For faster navigation, this Iframe is preloading the Wikiwand page for Sun of May.

Sun of May

Sun of May in the flag of Argentina, est. 1818
Sun of May in the flag of Uruguay, est. 1830

The Sun of May (Sol de Mayo) is a national symbol of Argentina and Uruguay, appearing on both of their flags.

History

Sun of May on the first Argentine coin, 1813

According to Diego Abad de Santillán, the Sun of May represents Inti, the Incan god of the sun.[1]

The specification "of May" is a reference to the May Revolution which took place in the week from 18 to 25 May 1810, which marked the beginning of the independence from the Spanish Empire for the countries that were then part of the Viceroyalty of the Río de la Plata. A legend claims that as the new government was proclaimed, the sun broke through the clouds, which was seen as a good omen.

Variations

In the flag of Argentina, the Sun of May is the radiant golden yellow sun bearing the human face and thirty-two rays that alternate between sixteen straight and sixteen wavy.

In the flag of Uruguay, the Sun of May is the golden yellow sun bearing the human face and sixteen triangular rays that alternate between eight straight and eight wavy.

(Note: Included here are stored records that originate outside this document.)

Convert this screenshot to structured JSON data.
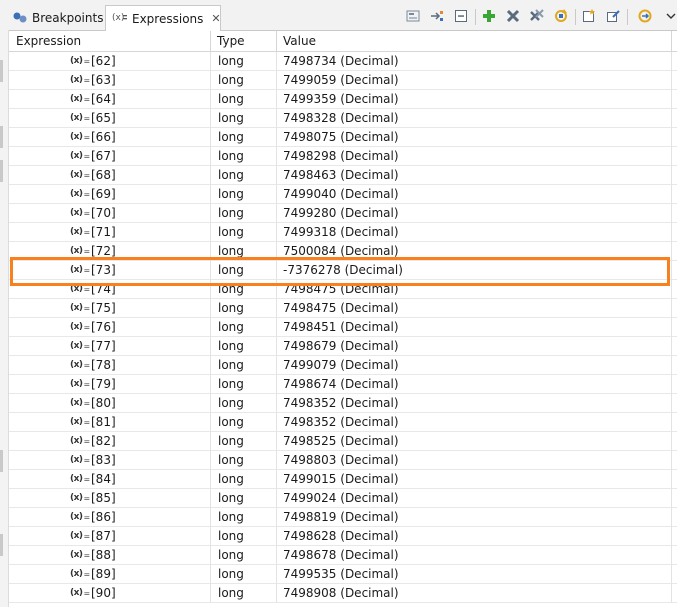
{
  "tabs": [
    {
      "label": "Breakpoints",
      "icon": "breakpoints-icon",
      "active": false
    },
    {
      "label": "Expressions",
      "icon": "expressions-icon",
      "active": true
    }
  ],
  "columns": {
    "expression": "Expression",
    "type": "Type",
    "value": "Value"
  },
  "rows": [
    {
      "expression": "[62]",
      "type": "long",
      "value": "7498734 (Decimal)"
    },
    {
      "expression": "[63]",
      "type": "long",
      "value": "7499059 (Decimal)"
    },
    {
      "expression": "[64]",
      "type": "long",
      "value": "7499359 (Decimal)"
    },
    {
      "expression": "[65]",
      "type": "long",
      "value": "7498328 (Decimal)"
    },
    {
      "expression": "[66]",
      "type": "long",
      "value": "7498075 (Decimal)"
    },
    {
      "expression": "[67]",
      "type": "long",
      "value": "7498298 (Decimal)"
    },
    {
      "expression": "[68]",
      "type": "long",
      "value": "7498463 (Decimal)"
    },
    {
      "expression": "[69]",
      "type": "long",
      "value": "7499040 (Decimal)"
    },
    {
      "expression": "[70]",
      "type": "long",
      "value": "7499280 (Decimal)"
    },
    {
      "expression": "[71]",
      "type": "long",
      "value": "7499318 (Decimal)"
    },
    {
      "expression": "[72]",
      "type": "long",
      "value": "7500084 (Decimal)"
    },
    {
      "expression": "[73]",
      "type": "long",
      "value": "-7376278 (Decimal)"
    },
    {
      "expression": "[74]",
      "type": "long",
      "value": "7498475 (Decimal)"
    },
    {
      "expression": "[75]",
      "type": "long",
      "value": "7498475 (Decimal)"
    },
    {
      "expression": "[76]",
      "type": "long",
      "value": "7498451 (Decimal)"
    },
    {
      "expression": "[77]",
      "type": "long",
      "value": "7498679 (Decimal)"
    },
    {
      "expression": "[78]",
      "type": "long",
      "value": "7499079 (Decimal)"
    },
    {
      "expression": "[79]",
      "type": "long",
      "value": "7498674 (Decimal)"
    },
    {
      "expression": "[80]",
      "type": "long",
      "value": "7498352 (Decimal)"
    },
    {
      "expression": "[81]",
      "type": "long",
      "value": "7498352 (Decimal)"
    },
    {
      "expression": "[82]",
      "type": "long",
      "value": "7498525 (Decimal)"
    },
    {
      "expression": "[83]",
      "type": "long",
      "value": "7498803 (Decimal)"
    },
    {
      "expression": "[84]",
      "type": "long",
      "value": "7499015 (Decimal)"
    },
    {
      "expression": "[85]",
      "type": "long",
      "value": "7499024 (Decimal)"
    },
    {
      "expression": "[86]",
      "type": "long",
      "value": "7498819 (Decimal)"
    },
    {
      "expression": "[87]",
      "type": "long",
      "value": "7498628 (Decimal)"
    },
    {
      "expression": "[88]",
      "type": "long",
      "value": "7498678 (Decimal)"
    },
    {
      "expression": "[89]",
      "type": "long",
      "value": "7499535 (Decimal)"
    },
    {
      "expression": "[90]",
      "type": "long",
      "value": "7498908 (Decimal)"
    }
  ],
  "highlighted_expression": "[73]",
  "colors": {
    "highlight": "#f7811f",
    "add_icon": "#3aa635",
    "remove_icon": "#5a6b7d"
  },
  "toolbar_icons": [
    "show-type-names-icon",
    "show-logical-structure-icon",
    "collapse-all-icon",
    "add-expression-icon",
    "remove-expression-icon",
    "remove-all-icon",
    "refresh-icon",
    "new-expression-icon",
    "edit-expression-icon",
    "link-with-debug-icon",
    "view-menu-icon"
  ]
}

Inspired by the Latin American wars of independence, the Philippines, which was a fellow former Spanish colony, also adopted the Sun of May as a revolutionary banner. This later became a faceless sun symbol in the current national flag.

Description

The sun, called the Sun of May, is a replica of an engraving on the first Argentine coin, approved in 1813 by the Constituent Assembly, whose value was eight escudos (a Spanish currency denomination).

In form, it is similar to—and may be partially derived from—the sun in splendour, which is common in European heraldry. This, too, is usually depicted with a face, and with alternating straight and wavy rays (representing light and heat respectively),[2] though it normally has only sixteen rays.

A 1978 law describing the official ceremonial flag of Argentina specifies that the sun must be golden yellow in color (amarillo oro), have an inner diameter of 10 cm, and an outer diameter of 25 cm (the diameter of the sun equals 56 the height of the white stripe, and the sun's face is 25 of its height), must feature 32 rays (16 undulated and 16 straight in alternation),[3] and must be embroidered in the official ceremonial flag.

See also

References

  1. ^ Abad de Santillán, Diego (1965). Historia Argentina. Buenos Aires: TEA (Tipográfica Editora Argentina).
  2. ^ Fox-Davies, Arthur Charles (1969). A Complete Guide to Heraldry. Aylesbury: Thomas Nelson and Sons. p. 222. ISBN 978-0-17-144102-4.
  3. ^ "Nuestra patria: bandera nacional" [Our fatherland: national flag] (in Spanish). Argentine Institute of Protocol and Public Relations. Archived from the original on 14 April 2009. Retrieved 1 November 2011. Es un sol figurado con rostro humano, de color oro amarillo con treinta y dos rayos: 16 flamígeros apuntando o "girando" en sentido horario, y 16 rectos colocados alternativamente, según diseño de la primera moneda argentina.

Media related to Sun of May at Wikimedia Commons

{{bottomLinkPreText}} {{bottomLinkText}}
Sun of May
Listen to this article

This browser is not supported by Wikiwand :(
Wikiwand requires a browser with modern capabilities in order to provide you with the best reading experience.
Please download and use one of the following browsers:

This article was just edited, click to reload
This article has been deleted on Wikipedia (Why?)

Back to homepage

Please click Add in the dialog above
Please click Allow in the top-left corner,
then click Install Now in the dialog
Please click Open in the download dialog,
then click Install
Please click the "Downloads" icon in the Safari toolbar, open the first download in the list,
then click Install
{{::$root.activation.text}}

Install Wikiwand

Install on Chrome Install on Firefox
Don't forget to rate us

Tell your friends about Wikiwand!

Gmail Facebook Twitter Link

Enjoying Wikiwand?

Tell your friends and spread the love:
Share on Gmail Share on Facebook Share on Twitter Share on Buffer

Our magic isn't perfect

You can help our automatic cover photo selection by reporting an unsuitable photo.

This photo is visually disturbing This photo is not a good choice

Thank you for helping!


Your input will affect cover photo selection, along with input from other users.

X

Get ready for Wikiwand 2.0 🎉! the new version arrives on September 1st! Don't want to wait?